Mr Mohamed - an Ethiopian national who moved to the UK in 1994 - says documents support the fact that the evidence against him was obtained through torture.
Last August, Lord Justice Thomas said evidence relating to the case should be disclosed, saying it was "essential".
However, the British government argued the disclosure of certain material would cause "significant damage to national security".
'None of their business'
Mr Davis said it appeared the Bush administration had "threatened" the UK government about the repercussions should details of the case be made public.
"Frankly it is none of their business what our courts do," he said, adding this was "plain fact" not merely an allegation.
"They should not seek in any circumstances to put pressure on British courts.

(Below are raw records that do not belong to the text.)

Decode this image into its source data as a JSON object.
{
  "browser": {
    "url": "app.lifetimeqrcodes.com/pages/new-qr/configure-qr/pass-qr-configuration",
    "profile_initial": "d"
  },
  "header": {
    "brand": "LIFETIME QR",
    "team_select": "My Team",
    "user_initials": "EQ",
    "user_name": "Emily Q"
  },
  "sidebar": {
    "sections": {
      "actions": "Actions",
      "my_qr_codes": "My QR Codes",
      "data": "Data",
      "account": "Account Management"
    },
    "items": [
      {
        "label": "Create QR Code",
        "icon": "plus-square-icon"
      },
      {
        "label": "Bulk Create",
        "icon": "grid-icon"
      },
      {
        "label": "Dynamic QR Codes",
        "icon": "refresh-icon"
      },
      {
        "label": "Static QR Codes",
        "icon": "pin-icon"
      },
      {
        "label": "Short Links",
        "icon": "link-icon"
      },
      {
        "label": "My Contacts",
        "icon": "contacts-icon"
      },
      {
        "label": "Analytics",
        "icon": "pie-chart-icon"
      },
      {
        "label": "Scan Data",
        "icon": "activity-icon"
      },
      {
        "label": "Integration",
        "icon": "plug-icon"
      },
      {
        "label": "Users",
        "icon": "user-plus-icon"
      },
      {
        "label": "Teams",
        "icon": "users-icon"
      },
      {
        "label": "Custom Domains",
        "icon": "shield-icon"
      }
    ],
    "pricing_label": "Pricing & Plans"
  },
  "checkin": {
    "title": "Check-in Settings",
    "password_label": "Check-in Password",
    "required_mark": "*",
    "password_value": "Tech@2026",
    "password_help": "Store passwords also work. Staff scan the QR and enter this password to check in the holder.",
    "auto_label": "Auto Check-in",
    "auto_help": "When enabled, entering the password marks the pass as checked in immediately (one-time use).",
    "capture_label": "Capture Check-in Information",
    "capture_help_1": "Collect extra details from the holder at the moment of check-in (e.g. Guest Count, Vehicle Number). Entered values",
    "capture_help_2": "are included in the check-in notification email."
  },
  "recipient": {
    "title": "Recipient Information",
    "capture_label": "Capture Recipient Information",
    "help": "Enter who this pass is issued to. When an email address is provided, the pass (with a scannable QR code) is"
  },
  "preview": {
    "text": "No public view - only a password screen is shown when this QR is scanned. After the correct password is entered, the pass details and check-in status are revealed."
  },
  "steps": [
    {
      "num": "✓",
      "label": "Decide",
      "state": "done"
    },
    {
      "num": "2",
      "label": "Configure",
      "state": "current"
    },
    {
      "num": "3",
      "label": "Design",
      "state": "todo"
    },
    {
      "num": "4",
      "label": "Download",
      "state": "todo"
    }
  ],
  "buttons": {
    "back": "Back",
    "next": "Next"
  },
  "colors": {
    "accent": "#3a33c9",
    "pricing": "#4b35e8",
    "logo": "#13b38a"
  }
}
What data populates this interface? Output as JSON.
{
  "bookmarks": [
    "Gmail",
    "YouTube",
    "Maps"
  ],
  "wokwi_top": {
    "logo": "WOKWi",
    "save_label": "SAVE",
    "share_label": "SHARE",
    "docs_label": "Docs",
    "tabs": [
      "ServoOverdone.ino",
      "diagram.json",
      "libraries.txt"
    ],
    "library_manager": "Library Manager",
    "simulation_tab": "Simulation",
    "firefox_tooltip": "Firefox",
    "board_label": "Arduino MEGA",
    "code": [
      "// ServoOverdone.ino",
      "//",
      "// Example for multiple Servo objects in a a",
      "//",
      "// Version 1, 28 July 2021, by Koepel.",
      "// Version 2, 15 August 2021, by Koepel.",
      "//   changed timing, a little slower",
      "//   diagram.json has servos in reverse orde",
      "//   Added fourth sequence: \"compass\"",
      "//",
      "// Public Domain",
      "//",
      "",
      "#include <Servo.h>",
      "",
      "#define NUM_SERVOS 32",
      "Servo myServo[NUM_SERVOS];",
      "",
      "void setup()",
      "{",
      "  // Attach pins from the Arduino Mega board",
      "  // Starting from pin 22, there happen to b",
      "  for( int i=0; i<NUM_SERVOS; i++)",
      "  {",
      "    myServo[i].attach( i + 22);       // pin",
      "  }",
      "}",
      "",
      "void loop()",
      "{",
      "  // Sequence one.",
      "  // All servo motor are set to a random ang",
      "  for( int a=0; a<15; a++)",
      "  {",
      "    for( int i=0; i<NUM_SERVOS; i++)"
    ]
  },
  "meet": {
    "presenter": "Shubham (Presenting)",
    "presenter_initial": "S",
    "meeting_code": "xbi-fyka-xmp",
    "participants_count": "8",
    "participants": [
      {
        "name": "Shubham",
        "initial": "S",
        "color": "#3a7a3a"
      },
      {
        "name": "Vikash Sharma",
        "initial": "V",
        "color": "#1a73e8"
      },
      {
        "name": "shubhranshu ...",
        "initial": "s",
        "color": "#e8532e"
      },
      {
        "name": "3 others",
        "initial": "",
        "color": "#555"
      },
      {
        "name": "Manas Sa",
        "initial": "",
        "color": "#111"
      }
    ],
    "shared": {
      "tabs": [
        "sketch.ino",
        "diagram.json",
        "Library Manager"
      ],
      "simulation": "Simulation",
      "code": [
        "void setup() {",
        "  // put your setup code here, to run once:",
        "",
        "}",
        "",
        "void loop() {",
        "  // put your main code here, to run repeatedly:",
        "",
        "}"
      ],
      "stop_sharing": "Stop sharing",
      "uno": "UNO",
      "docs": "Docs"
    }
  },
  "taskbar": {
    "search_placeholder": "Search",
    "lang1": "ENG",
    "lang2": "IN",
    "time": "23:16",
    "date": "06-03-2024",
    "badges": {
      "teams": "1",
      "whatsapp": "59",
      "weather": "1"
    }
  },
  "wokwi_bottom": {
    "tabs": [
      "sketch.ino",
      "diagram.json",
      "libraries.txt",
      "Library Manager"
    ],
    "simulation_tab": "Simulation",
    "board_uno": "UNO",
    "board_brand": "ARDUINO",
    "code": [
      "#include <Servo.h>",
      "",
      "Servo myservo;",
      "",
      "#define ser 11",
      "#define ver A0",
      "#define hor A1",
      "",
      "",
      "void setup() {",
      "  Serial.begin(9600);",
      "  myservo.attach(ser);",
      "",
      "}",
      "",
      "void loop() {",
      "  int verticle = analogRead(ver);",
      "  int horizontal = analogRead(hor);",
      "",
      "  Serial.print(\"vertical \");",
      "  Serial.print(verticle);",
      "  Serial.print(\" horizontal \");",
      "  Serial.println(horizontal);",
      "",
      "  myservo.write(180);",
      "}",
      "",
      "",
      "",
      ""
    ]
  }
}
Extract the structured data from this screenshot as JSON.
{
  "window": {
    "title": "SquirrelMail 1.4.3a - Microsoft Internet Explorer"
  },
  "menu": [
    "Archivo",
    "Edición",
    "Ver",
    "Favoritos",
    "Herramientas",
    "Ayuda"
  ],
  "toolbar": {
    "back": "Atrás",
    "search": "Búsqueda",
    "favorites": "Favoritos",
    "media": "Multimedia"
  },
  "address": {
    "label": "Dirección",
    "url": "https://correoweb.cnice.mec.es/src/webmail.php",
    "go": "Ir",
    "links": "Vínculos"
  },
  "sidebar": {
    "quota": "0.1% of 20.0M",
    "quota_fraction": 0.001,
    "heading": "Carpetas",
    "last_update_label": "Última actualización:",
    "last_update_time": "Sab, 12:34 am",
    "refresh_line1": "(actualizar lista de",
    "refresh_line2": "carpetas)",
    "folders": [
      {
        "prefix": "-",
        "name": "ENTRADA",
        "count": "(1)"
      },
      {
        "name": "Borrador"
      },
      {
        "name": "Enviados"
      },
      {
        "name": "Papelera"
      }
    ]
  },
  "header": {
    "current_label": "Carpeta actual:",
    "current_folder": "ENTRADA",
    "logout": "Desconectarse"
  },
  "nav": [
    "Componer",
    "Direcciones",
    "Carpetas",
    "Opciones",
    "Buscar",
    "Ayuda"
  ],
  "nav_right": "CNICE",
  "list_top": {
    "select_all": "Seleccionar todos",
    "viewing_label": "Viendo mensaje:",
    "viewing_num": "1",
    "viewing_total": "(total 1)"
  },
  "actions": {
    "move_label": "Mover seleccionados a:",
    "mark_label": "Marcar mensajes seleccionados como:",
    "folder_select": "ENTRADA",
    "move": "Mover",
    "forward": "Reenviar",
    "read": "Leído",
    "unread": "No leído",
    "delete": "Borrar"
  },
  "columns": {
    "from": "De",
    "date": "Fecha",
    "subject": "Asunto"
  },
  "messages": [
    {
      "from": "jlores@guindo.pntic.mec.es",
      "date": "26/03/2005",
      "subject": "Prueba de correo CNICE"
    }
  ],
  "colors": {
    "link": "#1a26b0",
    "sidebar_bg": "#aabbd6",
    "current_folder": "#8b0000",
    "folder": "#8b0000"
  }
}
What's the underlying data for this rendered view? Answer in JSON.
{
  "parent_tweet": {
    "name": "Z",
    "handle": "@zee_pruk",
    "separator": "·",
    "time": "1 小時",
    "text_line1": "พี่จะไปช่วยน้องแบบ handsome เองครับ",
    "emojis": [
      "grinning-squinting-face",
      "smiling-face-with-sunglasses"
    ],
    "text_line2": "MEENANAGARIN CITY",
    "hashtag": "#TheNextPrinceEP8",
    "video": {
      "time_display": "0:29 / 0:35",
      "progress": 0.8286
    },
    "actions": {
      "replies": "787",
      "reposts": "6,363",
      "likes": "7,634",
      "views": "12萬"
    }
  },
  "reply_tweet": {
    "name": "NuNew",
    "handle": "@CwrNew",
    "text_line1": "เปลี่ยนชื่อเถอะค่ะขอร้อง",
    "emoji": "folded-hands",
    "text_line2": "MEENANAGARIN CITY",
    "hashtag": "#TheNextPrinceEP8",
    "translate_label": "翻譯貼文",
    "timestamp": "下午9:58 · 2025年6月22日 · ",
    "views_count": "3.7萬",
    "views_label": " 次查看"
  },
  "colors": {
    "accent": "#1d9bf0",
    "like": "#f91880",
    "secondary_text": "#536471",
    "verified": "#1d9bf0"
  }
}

That's completely beyond the rule of law."
There is no other terms for what the US intelligence services are doing than blackmail
Nick Clegg, Lib Dem leader
He said Mr Miliband must explain why this had happened and whether the new Obama administration supported its predecessor's stance on the issue.
"While he is at it, he [the foreign secretary] should explain what degree of complicity we have in this," he told the BBC.
Mr Davis said the government had taken a "highly principled public stand" against torture but must "come clean" about whether there were cases where British agencies ever knew about instances of torture by others.
The BBC's Jonathan Beale in Washington said a former Bush administration official who dealt with Guantanamo Bay confirmed that US intelligence agencies did tell the UK that they opposed the release of certain US intelligence without their consent.
The official added that this was standard practice, just as M16 and M15 would oppose the release of UK intelligence in the US without their consent.
Civil liberties campaigners described the judges' remarks on the case as "astounding".
Shami Chakrabarti, director of Liberty, said the Bush administration had tried "to bully" the British courts and President Obama must make it clear he would not do the same.
And Lib Dem leader Nick Clegg said all the documents in the case must be published immediately.
"There is no other terms for what the US intelligence services are doing than blackmail," he said.
"It is simply incredible that the US government would have halted intelligence co-operation with the UK if this information had been made public."
Wednesday, 4 February 2009